SUMMARY:The last few years have witnessed a rising interest in the production of knowledge and writing on visual culture in the Middle East. A number of initiatives have emerged to look into the aspirations and challenges faced by the graphic design practice in Lebanon, Syria, Egypt and Iraq focusing on the period between the 1950s and the late 1990s.
This roundtable discussion seeks to address the pressing need to establish a record of Arab visual culture and design history. The aim is not about rescuing visual material from the past as much as it is the concern and the responsibility to make the material accessible to future generations.
In an age defined by archival knowledge understood as an apparatus of social, political, cultural, and historical power, questions such as what to include and what to exclude in the historical narrative on the production of visual material in the region are raised. This knowledge depends on the accessibility of the archive, and the way visual material relates to the political and social conflicts.
In the absence of institutional archives and a historical narrative on graphic design in the middle east, the writing on design can create an alternative history, one that is reflected in the visual production (be it a poster, a book cover, a typeface, a page layout, a type design or an illustration).

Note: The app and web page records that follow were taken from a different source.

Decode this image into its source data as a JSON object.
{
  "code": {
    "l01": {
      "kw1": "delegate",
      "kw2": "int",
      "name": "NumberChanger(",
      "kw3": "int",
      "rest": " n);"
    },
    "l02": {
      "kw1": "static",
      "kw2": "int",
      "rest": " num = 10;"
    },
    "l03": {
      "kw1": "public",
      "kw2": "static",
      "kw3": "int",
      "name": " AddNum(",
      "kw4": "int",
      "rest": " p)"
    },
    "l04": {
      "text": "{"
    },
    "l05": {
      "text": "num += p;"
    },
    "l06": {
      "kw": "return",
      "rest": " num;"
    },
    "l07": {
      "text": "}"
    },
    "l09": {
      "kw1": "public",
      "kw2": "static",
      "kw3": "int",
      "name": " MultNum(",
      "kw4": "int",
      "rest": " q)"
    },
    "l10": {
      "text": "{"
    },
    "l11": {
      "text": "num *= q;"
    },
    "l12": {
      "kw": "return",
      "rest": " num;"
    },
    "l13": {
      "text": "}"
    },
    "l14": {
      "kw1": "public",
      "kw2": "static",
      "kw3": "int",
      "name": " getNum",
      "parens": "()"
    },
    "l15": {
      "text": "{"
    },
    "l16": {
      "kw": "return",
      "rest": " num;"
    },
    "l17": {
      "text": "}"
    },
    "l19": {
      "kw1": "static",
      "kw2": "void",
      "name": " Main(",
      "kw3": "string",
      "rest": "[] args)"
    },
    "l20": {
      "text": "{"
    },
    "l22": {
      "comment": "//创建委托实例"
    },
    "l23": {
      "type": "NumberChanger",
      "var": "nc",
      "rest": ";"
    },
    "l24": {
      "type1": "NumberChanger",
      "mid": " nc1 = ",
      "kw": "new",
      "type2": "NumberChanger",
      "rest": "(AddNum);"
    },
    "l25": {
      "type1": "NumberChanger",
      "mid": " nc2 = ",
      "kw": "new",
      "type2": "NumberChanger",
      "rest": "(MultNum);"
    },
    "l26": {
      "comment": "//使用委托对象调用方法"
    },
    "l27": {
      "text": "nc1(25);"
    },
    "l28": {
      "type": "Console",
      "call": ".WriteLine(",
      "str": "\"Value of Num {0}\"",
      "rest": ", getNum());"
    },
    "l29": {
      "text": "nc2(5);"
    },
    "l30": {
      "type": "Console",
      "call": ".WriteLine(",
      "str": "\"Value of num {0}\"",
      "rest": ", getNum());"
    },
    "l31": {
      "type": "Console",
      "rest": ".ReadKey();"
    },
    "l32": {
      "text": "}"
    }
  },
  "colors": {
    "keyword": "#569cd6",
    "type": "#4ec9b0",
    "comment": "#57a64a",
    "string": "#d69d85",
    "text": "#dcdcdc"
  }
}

This roundtable seeks to explore research methodologies and possible historical narratives in the writing on visual production in the region by raising the following questions: What are the challenges in locating, compiling, and developing material on visual culture in the region? How did the limited resources in print and production technologies shape visual production in the context of Lebanon, Syria, Egypt and Iraq? Can we speak of a dominant aesthetic strategy particular to the region? And how is this particular visual production seen as an extension of the political and cultural engagement? And how does it participate in the reconstruction of individual and collective identities be they revolutionary of national?
Scholars are invited to share case studies, research methodologies and alternative visual narratives in the analysis of visual production in the region. Please submit your (300-400 word) roundtable statement to Yasmine Nachabe Taan at Yasmine.email@example.com
SPONSOR:Organized under the auspices of the Khatt Foundation
DISCIPLINES:Art/Art Hist; Art/Art Hist; Art/Art Hist; Art/Art Hist; Art/Art Hist; Art/Art Hist